##### Input data #####

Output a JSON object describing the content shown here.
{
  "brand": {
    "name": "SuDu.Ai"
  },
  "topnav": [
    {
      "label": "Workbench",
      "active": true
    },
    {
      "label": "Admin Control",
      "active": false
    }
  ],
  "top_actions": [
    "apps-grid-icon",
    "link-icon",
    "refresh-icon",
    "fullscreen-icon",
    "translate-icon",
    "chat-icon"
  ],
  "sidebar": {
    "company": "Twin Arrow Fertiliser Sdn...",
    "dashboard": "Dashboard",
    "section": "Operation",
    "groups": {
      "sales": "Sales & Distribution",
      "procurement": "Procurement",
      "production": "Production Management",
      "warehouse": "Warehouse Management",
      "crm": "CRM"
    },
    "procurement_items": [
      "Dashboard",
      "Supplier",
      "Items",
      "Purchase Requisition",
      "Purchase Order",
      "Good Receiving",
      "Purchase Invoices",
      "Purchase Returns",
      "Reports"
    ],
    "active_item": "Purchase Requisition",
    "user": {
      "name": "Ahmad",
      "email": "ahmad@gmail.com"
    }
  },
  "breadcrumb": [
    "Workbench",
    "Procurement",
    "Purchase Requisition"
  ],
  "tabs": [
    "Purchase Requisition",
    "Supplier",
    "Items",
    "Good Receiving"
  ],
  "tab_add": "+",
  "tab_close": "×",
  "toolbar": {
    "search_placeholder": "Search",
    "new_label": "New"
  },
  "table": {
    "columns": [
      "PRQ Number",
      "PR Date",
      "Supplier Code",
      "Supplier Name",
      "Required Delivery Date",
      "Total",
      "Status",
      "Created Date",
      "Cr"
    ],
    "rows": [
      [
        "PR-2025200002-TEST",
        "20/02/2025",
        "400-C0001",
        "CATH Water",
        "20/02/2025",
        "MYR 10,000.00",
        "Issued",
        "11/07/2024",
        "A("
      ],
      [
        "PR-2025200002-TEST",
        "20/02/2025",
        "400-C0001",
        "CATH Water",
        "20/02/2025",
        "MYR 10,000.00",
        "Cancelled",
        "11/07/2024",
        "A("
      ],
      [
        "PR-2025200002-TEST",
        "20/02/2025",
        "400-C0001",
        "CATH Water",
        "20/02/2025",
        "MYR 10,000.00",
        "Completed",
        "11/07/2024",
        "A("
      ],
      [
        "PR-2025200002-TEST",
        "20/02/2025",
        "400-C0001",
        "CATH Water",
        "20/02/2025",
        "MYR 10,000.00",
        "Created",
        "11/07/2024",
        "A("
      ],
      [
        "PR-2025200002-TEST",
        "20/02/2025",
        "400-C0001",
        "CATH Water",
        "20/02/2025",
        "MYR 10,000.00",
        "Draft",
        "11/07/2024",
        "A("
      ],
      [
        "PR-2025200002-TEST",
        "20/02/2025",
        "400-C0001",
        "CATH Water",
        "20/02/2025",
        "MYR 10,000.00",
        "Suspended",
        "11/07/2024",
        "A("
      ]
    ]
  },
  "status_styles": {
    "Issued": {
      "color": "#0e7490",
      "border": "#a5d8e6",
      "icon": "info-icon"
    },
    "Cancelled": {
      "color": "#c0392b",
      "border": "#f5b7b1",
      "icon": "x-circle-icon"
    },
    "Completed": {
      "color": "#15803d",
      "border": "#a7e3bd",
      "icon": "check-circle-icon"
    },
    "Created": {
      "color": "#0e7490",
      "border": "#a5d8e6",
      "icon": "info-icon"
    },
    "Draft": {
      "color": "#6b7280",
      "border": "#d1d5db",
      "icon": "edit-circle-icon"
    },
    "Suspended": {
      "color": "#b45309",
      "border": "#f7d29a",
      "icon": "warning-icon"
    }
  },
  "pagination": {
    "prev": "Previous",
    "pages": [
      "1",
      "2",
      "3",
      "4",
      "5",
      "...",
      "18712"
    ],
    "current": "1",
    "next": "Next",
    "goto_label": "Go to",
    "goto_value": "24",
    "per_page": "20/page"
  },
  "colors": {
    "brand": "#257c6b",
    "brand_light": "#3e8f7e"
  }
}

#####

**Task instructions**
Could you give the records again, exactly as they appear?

**Response area**
Output a JSON object describing the content shown here.
{
  "brand": {
    "name": "SuDu.Ai"
  },
  "topnav": [
    {
      "label": "Workbench",
      "active": true
    },
    {
      "label": "Admin Control",
      "active": false
    }
  ],
  "top_actions": [
    "apps-grid-icon",
    "link-icon",
    "refresh-icon",
    "fullscreen-icon",
    "translate-icon",
    "chat-icon"
  ],
  "sidebar": {
    "company": "Twin Arrow Fertiliser Sdn...",
    "dashboard": "Dashboard",
    "section": "Operation",
    "groups": {
      "sales": "Sales & Distribution",
      "procurement": "Procurement",
      "production": "Production Management",
      "warehouse": "Warehouse Management",
      "crm": "CRM"
    },
    "procurement_items": [
      "Dashboard",
      "Supplier",
      "Items",
      "Purchase Requisition",
      "Purchase Order",
      "Good Receiving",
      "Purchase Invoices",
      "Purchase Returns",
      "Reports"
    ],
    "active_item": "Purchase Requisition",
    "user": {
      "name": "Ahmad",
      "email": "ahmad@gmail.com"
    }
  },
  "breadcrumb": [
    "Workbench",
    "Procurement",
    "Purchase Requisition"
  ],
  "tabs": [
    "Purchase Requisition",
    "Supplier",
    "Items",
    "Good Receiving"
  ],
  "tab_add": "+",
  "tab_close": "×",
  "toolbar": {
    "search_placeholder": "Search",
    "new_label": "New"
  },
  "table": {
    "columns": [
      "PRQ Number",
      "PR Date",
      "Supplier Code",
      "Supplier Name",
      "Required Delivery Date",
      "Total",
      "Status",
      "Created Date",
      "Cr"
    ],
    "rows": [
      [
        "PR-2025200002-TEST",
        "20/02/2025",
        "400-C0001",
        "CATH Water",
        "20/02/2025",
        "MYR 10,000.00",
        "Issued",
        "11/07/2024",
        "A("
      ],
      [
        "PR-2025200002-TEST",
        "20/02/2025",
        "400-C0001",
        "CATH Water",
        "20/02/2025",
        "MYR 10,000.00",
        "Cancelled",
        "11/07/2024",
        "A("
      ],
      [
        "PR-2025200002-TEST",
        "20/02/2025",
        "400-C0001",
        "CATH Water",
        "20/02/2025",
        "MYR 10,000.00",
        "Completed",
        "11/07/2024",
        "A("
      ],
      [
        "PR-2025200002-TEST",
        "20/02/2025",
        "400-C0001",
        "CATH Water",
        "20/02/2025",
        "MYR 10,000.00",
        "Created",
        "11/07/2024",
        "A("
      ],
      [
        "PR-2025200002-TEST",
        "20/02/2025",
        "400-C0001",
        "CATH Water",
        "20/02/2025",
        "MYR 10,000.00",
        "Draft",
        "11/07/2024",
        "A("
      ],
      [
        "PR-2025200002-TEST",
        "20/02/2025",
        "400-C0001",
        "CATH Water",
        "20/02/2025",
        "MYR 10,000.00",
        "Suspended",
        "11/07/2024",
        "A("
      ]
    ]
  },
  "status_styles": {
    "Issued": {
      "color": "#0e7490",
      "border": "#a5d8e6",
      "icon": "info-icon"
    },
    "Cancelled": {
      "color": "#c0392b",
      "border": "#f5b7b1",
      "icon": "x-circle-icon"
    },
    "Completed": {
      "color": "#15803d",
      "border": "#a7e3bd",
      "icon": "check-circle-icon"
    },
    "Created": {
      "color": "#0e7490",
      "border": "#a5d8e6",
      "icon": "info-icon"
    },
    "Draft": {
      "color": "#6b7280",
      "border": "#d1d5db",
      "icon": "edit-circle-icon"
    },
    "Suspended": {
      "color": "#b45309",
      "border": "#f7d29a",
      "icon": "warning-icon"
    }
  },
  "pagination": {
    "prev": "Previous",
    "pages": [
      "1",
      "2",
      "3",
      "4",
      "5",
      "...",
      "18712"
    ],
    "current": "1",
    "next": "Next",
    "goto_label": "Go to",
    "goto_value": "24",
    "per_page": "20/page"
  },
  "colors": {
    "brand": "#257c6b",
    "brand_light": "#3e8f7e"
  }
}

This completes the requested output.